What you should do: Locate every line in the records below that holds the word "legend" and return each one.

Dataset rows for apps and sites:
==*==

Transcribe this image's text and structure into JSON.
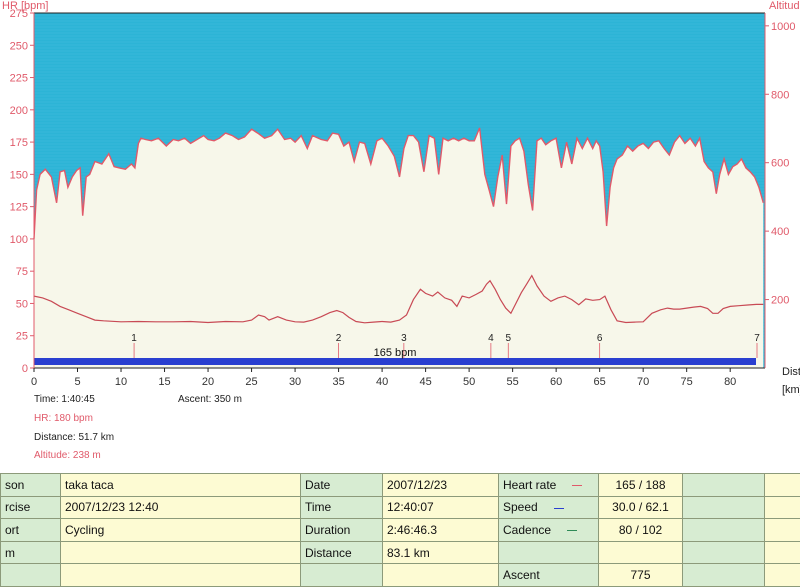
{
  "colors": {
    "plot_bg": "#2cb4d6",
    "hr_fill": "#f7f7ea",
    "hr_line": "#e05a6a",
    "altitude_line": "#c84a55",
    "bar": "#2a3fd0",
    "axis_text": "#e05a6a"
  },
  "chart_data": {
    "type": "area",
    "y_axis_left": {
      "label": "HR [bpm]",
      "range": [
        0,
        275
      ],
      "ticks": [
        0,
        25,
        50,
        75,
        100,
        125,
        150,
        175,
        200,
        225,
        250,
        275
      ]
    },
    "y_axis_right": {
      "label": "Altitude",
      "range": [
        0,
        1037.5
      ],
      "ticks": [
        200,
        400,
        600,
        800,
        1000
      ]
    },
    "x_axis": {
      "label": "Dist\n[km]",
      "range": [
        0,
        84
      ],
      "ticks": [
        0,
        5,
        10,
        15,
        20,
        25,
        30,
        35,
        40,
        45,
        50,
        55,
        60,
        65,
        70,
        75,
        80
      ]
    },
    "bar_label": "165 bpm",
    "markers": [
      {
        "label": "1",
        "x": 11.5
      },
      {
        "label": "2",
        "x": 35
      },
      {
        "label": "3",
        "x": 42.5
      },
      {
        "label": "4",
        "x": 52.5
      },
      {
        "label": "5",
        "x": 54.5
      },
      {
        "label": "6",
        "x": 65
      },
      {
        "label": "7",
        "x": 84
      }
    ],
    "series": [
      {
        "name": "Heart rate",
        "x": [
          0,
          0.3,
          0.7,
          1.3,
          2,
          2.6,
          3,
          3.5,
          3.9,
          4.4,
          4.9,
          5.3,
          5.6,
          6,
          6.4,
          7,
          7.8,
          8.6,
          9.2,
          9.8,
          10.5,
          11.2,
          11.6,
          12,
          12.3,
          12.8,
          13.5,
          14.3,
          15.2,
          16,
          16.6,
          17.3,
          18,
          19,
          19.5,
          20,
          20.7,
          21.3,
          22,
          22.8,
          23.5,
          24.2,
          25,
          25.7,
          26.5,
          27.3,
          28,
          28.8,
          29.5,
          30,
          30.7,
          31.4,
          32,
          33,
          33.7,
          34.3,
          35,
          35.6,
          36.2,
          36.8,
          37.4,
          38,
          38.7,
          39.4,
          40,
          40.7,
          41.4,
          42,
          42.5,
          43,
          43.6,
          44.2,
          44.8,
          45.4,
          46,
          46.5,
          47,
          47.6,
          48.2,
          48.8,
          49.4,
          50,
          50.6,
          51.2,
          51.8,
          52.3,
          52.8,
          53.3,
          53.8,
          54.3,
          54.8,
          55.3,
          55.8,
          56.3,
          56.8,
          57.3,
          57.8,
          58.3,
          58.8,
          59.4,
          60,
          60.6,
          61.2,
          61.8,
          62.4,
          63,
          63.6,
          64.2,
          64.6,
          65,
          65.4,
          65.8,
          66.2,
          66.6,
          67,
          67.6,
          68.2,
          68.8,
          69.4,
          70,
          70.6,
          71.2,
          71.8,
          72.4,
          73,
          73.6,
          74.2,
          74.8,
          75.4,
          76,
          76.5,
          77,
          77.5,
          78,
          78.4,
          78.8,
          79.3,
          79.8,
          80.3,
          80.8,
          81.3,
          81.8,
          82.3,
          82.8,
          83.3,
          83.8
        ],
        "values": [
          100,
          138,
          150,
          154,
          148,
          128,
          152,
          153,
          140,
          148,
          153,
          155,
          118,
          148,
          150,
          160,
          158,
          166,
          156,
          155,
          154,
          158,
          155,
          174,
          178,
          177,
          176,
          178,
          172,
          177,
          176,
          178,
          174,
          178,
          180,
          177,
          176,
          178,
          182,
          180,
          177,
          179,
          185,
          182,
          178,
          180,
          185,
          177,
          178,
          175,
          180,
          170,
          180,
          177,
          176,
          182,
          181,
          172,
          175,
          160,
          175,
          174,
          158,
          176,
          178,
          172,
          164,
          148,
          170,
          180,
          180,
          175,
          152,
          180,
          178,
          150,
          178,
          176,
          178,
          176,
          178,
          176,
          176,
          186,
          150,
          138,
          125,
          148,
          165,
          127,
          172,
          176,
          178,
          168,
          142,
          122,
          176,
          178,
          173,
          176,
          178,
          155,
          175,
          158,
          178,
          170,
          178,
          170,
          176,
          172,
          152,
          110,
          140,
          155,
          162,
          165,
          172,
          168,
          172,
          174,
          170,
          175,
          176,
          170,
          165,
          175,
          180,
          174,
          178,
          172,
          178,
          160,
          155,
          152,
          135,
          150,
          162,
          150,
          156,
          158,
          162,
          155,
          152,
          148,
          140,
          128
        ]
      },
      {
        "name": "Altitude",
        "x": [
          0,
          1,
          2,
          3,
          4,
          5,
          6,
          7,
          8,
          10,
          12,
          14,
          16,
          18,
          20,
          22,
          24,
          25,
          25.8,
          26.5,
          27,
          28,
          29,
          30,
          31,
          32,
          33,
          34,
          34.8,
          35.5,
          36.2,
          37,
          38,
          39,
          40,
          41,
          42,
          42.8,
          43.6,
          44.4,
          45,
          45.8,
          46.4,
          47.2,
          48,
          48.6,
          49.2,
          50,
          50.8,
          51.5,
          52,
          52.4,
          53,
          53.6,
          54.2,
          54.8,
          55.4,
          56,
          56.6,
          57.2,
          57.8,
          58.6,
          59.4,
          60.2,
          61,
          61.8,
          62.6,
          63.4,
          64.2,
          65,
          65.6,
          66.3,
          67,
          68,
          69,
          70,
          71,
          72,
          72.8,
          73.5,
          74.2,
          75,
          75.8,
          76.6,
          77.4,
          78,
          78.6,
          79.2,
          80,
          81,
          82,
          83,
          83.8
        ],
        "values": [
          210,
          205,
          195,
          180,
          170,
          160,
          150,
          140,
          138,
          135,
          136,
          135,
          135,
          136,
          133,
          136,
          135,
          140,
          155,
          150,
          140,
          150,
          140,
          135,
          134,
          140,
          150,
          162,
          168,
          162,
          148,
          136,
          132,
          134,
          136,
          134,
          140,
          155,
          200,
          230,
          218,
          210,
          222,
          205,
          198,
          180,
          210,
          205,
          215,
          225,
          245,
          255,
          230,
          200,
          175,
          160,
          190,
          220,
          245,
          270,
          240,
          210,
          195,
          205,
          210,
          200,
          185,
          202,
          198,
          200,
          210,
          170,
          138,
          133,
          134,
          135,
          160,
          170,
          175,
          172,
          172,
          175,
          178,
          180,
          174,
          160,
          160,
          174,
          180,
          182,
          184,
          186,
          186
        ]
      }
    ]
  },
  "readouts": {
    "time": "Time: 1:40:45",
    "ascent": "Ascent: 350 m",
    "hr": "HR: 180 bpm",
    "distance": "Distance: 51.7 km",
    "altitude": "Altitude: 238 m"
  },
  "table": {
    "rows": [
      {
        "c1": "son",
        "c2": "taka taca",
        "c3": "Date",
        "c4": "2007/12/23",
        "c5": "Heart rate",
        "c6": "165 / 188",
        "legend": "hr"
      },
      {
        "c1": "rcise",
        "c2": "2007/12/23 12:40",
        "c3": "Time",
        "c4": "12:40:07",
        "c5": "Speed",
        "c6": "30.0 / 62.1",
        "legend": "speed"
      },
      {
        "c1": "ort",
        "c2": "Cycling",
        "c3": "Duration",
        "c4": "2:46:46.3",
        "c5": "Cadence",
        "c6": "80 / 102",
        "legend": "cadence"
      },
      {
        "c1": "m",
        "c2": "",
        "c3": "Distance",
        "c4": "83.1 km",
        "c5": "",
        "c6": "",
        "legend": ""
      },
      {
        "c1": "",
        "c2": "",
        "c3": "",
        "c4": "",
        "c5": "Ascent",
        "c6": "775",
        "legend": ""
      }
    ]
  }
}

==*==

Reply:
        "legend": "hr"
        "legend": "speed"
        "legend": "cadence"
        "legend": ""
        "legend": ""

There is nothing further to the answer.